Sven-Oliver Proksch would like to gratefully acknowledge support for this research, conducted during his PhD study at the University of California-Los Angeles, from the UCLA Graduate Division, the UCLA Department of Political Science, the UCLA Center for European and Eurasian Studies, the Mannheimer Zentrum für Europäische Sozialforschung at the University of Mannheim, and the German National Academic Foundation

-xv-

Notes for this page

Add a new note
If you are trying to select text to create highlights or citations, remember that you must now click or tap on the first word, and then click or tap on the last word.
One moment ...
Default project is now your active project.
Project items
Notes
Cite this page

Cited page

Style
Citations are available only to our active members.
Buy instant access to cite pages or passages in MLA 8, MLA 7, APA and Chicago citation styles.

(Einhorn, 1992, p. 25)

(Einhorn 25)

(Einhorn 25)

1. Lois J. Einhorn, Abraham Lincoln, the Orator: Penetrating the Lincoln Legend (Westport, CT: Greenwood Press, 1992), 25, http://www.questia.com/read/27419298.

Note: primary sources have slightly different requirements for citation.

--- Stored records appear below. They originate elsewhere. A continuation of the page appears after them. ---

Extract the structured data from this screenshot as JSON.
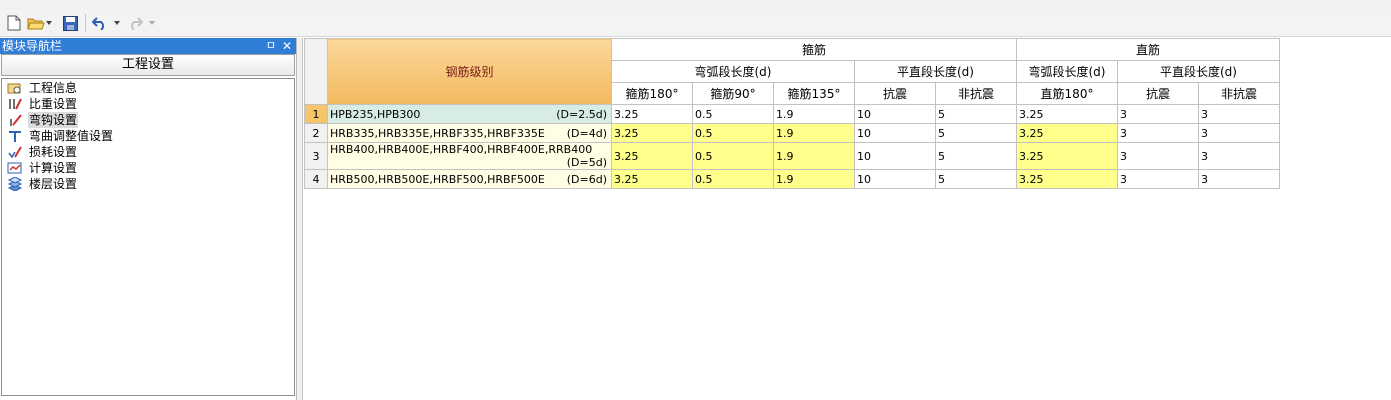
{
  "panel": {
    "title": "模块导航栏",
    "pin_glyph": "ㅁ",
    "close_glyph": "✕",
    "section_header": "工程设置",
    "items": [
      {
        "label": "工程信息",
        "icon": "project-info-icon"
      },
      {
        "label": "比重设置",
        "icon": "density-settings-icon"
      },
      {
        "label": "弯钩设置",
        "icon": "hook-settings-icon",
        "selected": true
      },
      {
        "label": "弯曲调整值设置",
        "icon": "bend-adjust-icon"
      },
      {
        "label": "损耗设置",
        "icon": "loss-settings-icon"
      },
      {
        "label": "计算设置",
        "icon": "calc-settings-icon"
      },
      {
        "label": "楼层设置",
        "icon": "floor-settings-icon"
      }
    ]
  },
  "grid": {
    "header_grade": "钢筋级别",
    "group_stirrup": "箍筋",
    "group_straight": "直筋",
    "sub_arc": "弯弧段长度(d)",
    "sub_flat": "平直段长度(d)",
    "sub_arc2": "弯弧段长度(d)",
    "sub_flat2": "平直段长度(d)",
    "cols": [
      "箍筋180°",
      "箍筋90°",
      "箍筋135°",
      "抗震",
      "非抗震",
      "直筋180°",
      "抗震",
      "非抗震"
    ],
    "rows": [
      {
        "n": "1",
        "grade": "HPB235,HPB300",
        "d": "(D=2.5d)",
        "v": [
          "3.25",
          "0.5",
          "1.9",
          "10",
          "5",
          "3.25",
          "3",
          "3"
        ]
      },
      {
        "n": "2",
        "grade": "HRB335,HRB335E,HRBF335,HRBF335E",
        "d": "(D=4d)",
        "v": [
          "3.25",
          "0.5",
          "1.9",
          "10",
          "5",
          "3.25",
          "3",
          "3"
        ]
      },
      {
        "n": "3",
        "grade": "HRB400,HRB400E,HRBF400,HRBF400E,RRB400",
        "d": "(D=5d)",
        "v": [
          "3.25",
          "0.5",
          "1.9",
          "10",
          "5",
          "3.25",
          "3",
          "3"
        ]
      },
      {
        "n": "4",
        "grade": "HRB500,HRB500E,HRBF500,HRBF500E",
        "d": "(D=6d)",
        "v": [
          "3.25",
          "0.5",
          "1.9",
          "10",
          "5",
          "3.25",
          "3",
          "3"
        ]
      }
    ]
  },
  "colors": {
    "panel_title_bg": "#2f7dd6",
    "grade_header": "#f2b95d",
    "editable_cell": "#ffff8c",
    "grade_cell": "#fffde4",
    "selected_grade_cell": "#d7ede4"
  }
}
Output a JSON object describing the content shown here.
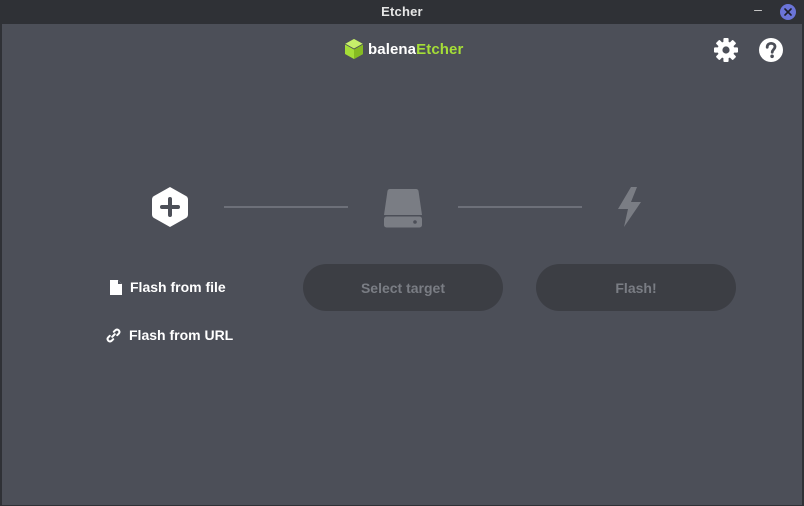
{
  "window": {
    "title": "Etcher"
  },
  "brand": {
    "prefix": "balena",
    "suffix": "Etcher",
    "accent_color": "#a5de37"
  },
  "toolbar": {
    "settings_icon": "gear-icon",
    "help_icon": "help-icon"
  },
  "steps": {
    "source": {
      "icon": "plus-hexagon-icon",
      "flash_from_file": "Flash from file",
      "flash_from_url": "Flash from URL"
    },
    "target": {
      "icon": "drive-icon",
      "button_label": "Select target"
    },
    "flash": {
      "icon": "lightning-icon",
      "button_label": "Flash!"
    }
  },
  "colors": {
    "background": "#4c4f58",
    "titlebar": "#2f3136",
    "disabled_button": "#3c3e44",
    "disabled_text": "#7a7d84"
  }
}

Please see these guidelines for more information.

Cited page

Bookmark this page
Reforming the European Union: Realizing the Impossible
Table of contents

Table of contents

Settings

Settings

Typeface
Text size Smaller Larger Reset View mode
Search within

Search within this book

Look up

Look up a word

  • Dictionary
  • Thesaurus
Please submit a word or phrase above.
Print this page

Print this page

Why can't I print more than one page at a time?

Help
Full screen
Items saved from this book
  • Bookmarks
  • Highlights & Notes
  • Citations
/ 227

matching results for page

    Questia reader help

    How to highlight and cite specific passages

    1. Click or tap the first word you want to select.
    2. Click or tap the last word you want to select, and you’ll see everything in between get selected.
    3. You’ll then get a menu of options like creating a highlight or a citation from that passage of text.

    OK, got it!

    Cited passage

    Style
    Citations are available only to our active members.
    Buy instant access to cite pages or passages in MLA 8, MLA 7, APA and Chicago citation styles.

    "Portraying himself as an honest, ordinary person helped Lincoln identify with his audiences." (Einhorn, 1992, p. 25).

    "Portraying himself as an honest, ordinary person helped Lincoln identify with his audiences." (Einhorn 25)

    "Portraying himself as an honest, ordinary person helped Lincoln identify with his audiences." (Einhorn 25)

    "Portraying himself as an honest, ordinary person helped Lincoln identify with his audiences."1

    1. Lois J. Einhorn, Abraham Lincoln, the Orator: Penetrating the Lincoln Legend (Westport, CT: Greenwood Press, 1992), 25, http://www.questia.com/read/27419298.

    Cited passage

    Thanks for trying Questia!

    Please continue trying out our research tools, but please note, full functionality is available only to our active members.

    Your work will be lost once you leave this Web page.

    Buy instant access to save your work.

    Already a member? Log in now.

    Search by... Author
    Show... All Results Primary Sources Peer-reviewed

    Oops!

    An unknown error has occurred. Please click the button below to reload the page. If the problem persists, please try again in a little while.